- we committed to this NATO target a number of years ago but have never come close to meeting it;
- the world has gotten more dangerous and we can no longer afford to spend any less;
- among NATO’s 30 members, only Slovenia, Belgium, Spain, and Luxembourg spend a lower percentage of GDP on defence than we do;
- now that our fellow shirkers, Denmark and Germany, have pledged significant increases to their defence budgets, we really have no excuse.
Carleton University’s Steve Saideman has provided a compelling, straightforward explanation as to what the focus on 2% of GDP tends to miss:
“I mean, Canada was not criticized for being under two per cent when it had 3,000 troops in Kandahar and was engaged in difficult combat.”
I’d explain things even more crassly.
Canada could spend 2% of its gross domestic product on defence tomorrow if we doubled the salary of every member of the Canadian Armed Forces.
And while such a move might help a bit with recruitment and retention, it would do next to nothing for Ukraine, for NATO, or for North American defence.
What’s more, basing your defence budget on the size of your economy doesn’t make logical sense.
Major conflict often leads to an economic recession, which means a decline in a country’s GDP. So if you track your defence budget to GDP, you might end up cutting defence spending while at war.
All of this is not to suggest that Canada spends enough on defence, but rather that, instead of focusing on it as a percentage of GDP, Ottawa should be (1) determining what needs to be defended; (2) ensuring that we have the capacity to do so (we have some pretty serious recruitment, retention, and procurement problems right now that make me wonder what the Department of National Defence would do if too much new money arrived all at once); (3) costing the commitments; and then (4) figuring out how to pay for them.
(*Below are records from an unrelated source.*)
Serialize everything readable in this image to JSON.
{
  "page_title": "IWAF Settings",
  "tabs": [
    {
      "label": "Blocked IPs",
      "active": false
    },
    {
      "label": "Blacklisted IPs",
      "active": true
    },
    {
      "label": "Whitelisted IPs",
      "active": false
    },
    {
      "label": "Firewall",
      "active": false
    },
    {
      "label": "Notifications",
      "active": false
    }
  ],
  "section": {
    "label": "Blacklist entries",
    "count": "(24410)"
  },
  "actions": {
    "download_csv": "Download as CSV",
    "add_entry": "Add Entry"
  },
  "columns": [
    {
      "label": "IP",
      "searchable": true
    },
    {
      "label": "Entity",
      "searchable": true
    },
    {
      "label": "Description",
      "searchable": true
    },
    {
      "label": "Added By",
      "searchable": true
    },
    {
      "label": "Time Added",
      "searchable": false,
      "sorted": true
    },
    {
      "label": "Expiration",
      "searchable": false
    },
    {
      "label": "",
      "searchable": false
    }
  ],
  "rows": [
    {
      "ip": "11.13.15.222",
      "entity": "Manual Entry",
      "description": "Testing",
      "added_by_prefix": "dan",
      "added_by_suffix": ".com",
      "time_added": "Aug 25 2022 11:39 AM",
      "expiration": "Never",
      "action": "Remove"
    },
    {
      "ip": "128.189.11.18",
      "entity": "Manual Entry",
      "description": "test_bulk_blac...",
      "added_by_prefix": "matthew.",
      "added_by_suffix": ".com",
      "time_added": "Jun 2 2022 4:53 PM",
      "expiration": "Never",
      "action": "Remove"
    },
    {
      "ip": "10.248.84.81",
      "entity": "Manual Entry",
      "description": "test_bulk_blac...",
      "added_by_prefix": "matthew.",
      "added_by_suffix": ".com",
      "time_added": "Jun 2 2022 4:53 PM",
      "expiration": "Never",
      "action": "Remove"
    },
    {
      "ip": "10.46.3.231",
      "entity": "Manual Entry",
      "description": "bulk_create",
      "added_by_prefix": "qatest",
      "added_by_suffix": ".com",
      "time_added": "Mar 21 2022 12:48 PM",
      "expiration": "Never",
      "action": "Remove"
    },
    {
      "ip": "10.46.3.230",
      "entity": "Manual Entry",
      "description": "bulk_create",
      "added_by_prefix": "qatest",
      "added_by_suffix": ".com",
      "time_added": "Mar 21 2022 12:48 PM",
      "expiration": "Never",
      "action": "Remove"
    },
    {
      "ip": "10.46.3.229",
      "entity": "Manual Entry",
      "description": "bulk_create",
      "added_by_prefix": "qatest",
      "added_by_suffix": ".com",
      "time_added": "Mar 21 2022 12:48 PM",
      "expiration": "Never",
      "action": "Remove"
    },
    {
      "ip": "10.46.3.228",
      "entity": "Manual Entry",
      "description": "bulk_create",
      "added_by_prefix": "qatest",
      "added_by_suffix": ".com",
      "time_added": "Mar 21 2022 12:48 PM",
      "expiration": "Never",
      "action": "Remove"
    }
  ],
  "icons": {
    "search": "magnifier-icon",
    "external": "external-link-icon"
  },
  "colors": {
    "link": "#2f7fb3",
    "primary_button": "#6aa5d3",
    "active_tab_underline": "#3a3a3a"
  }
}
Even more important, it seems to me that if the national conversation in response to the situation in Ukraine ends up emphasizing how much we spend, or don't spend, on defence, then many of the lessons that were supposed to have been learned from Afghanistan have already been forgotten.
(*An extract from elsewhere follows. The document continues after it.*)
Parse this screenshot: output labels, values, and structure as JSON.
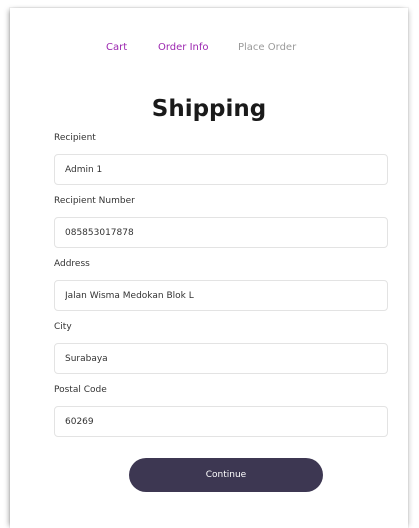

Militaries do not fight 21st century wars alone. We need diplomats at relevant international fora; intelligence gatherers in the field; humanitarian aid workers on the ground; immigration officials administering the increasing numbers of refugees and displaced persons that wars create; settlement workers supporting those refugees once they arrive here; mental health professionals dealing with their trauma.
There is a tendency for people who study national security to talk a good game about these additional folks during peacetime, and then to forget about them when bullets start to fly.
Such was the case in Afghanistan, and it made a mess of the relationships between the Department of National Defence and the broader national security community; compromised Canada’s overall effectiveness; and left bureaucratic scars that have yet to fully heal.
So rather than having a conversation about the defence budget, let’s have one about national security writ large. And then let’s spend what it takes to keep Canadians, and the liberal democratic order upon which we depend, safe and prosperous.
One of Canada’s leading historians of security and intelligence, the University of Toronto’s Tim Sayle, had a provocative piece in the National Post last week about how Canada might best contribute to NATO in the future. Sayle wrote the book on the history of NATO, and his argument deserves serious consideration.
To be notified of my next post, follow me on Twitter @achapnick.
You can subscribe to my newsletter at https://buttondown.email/achapnick.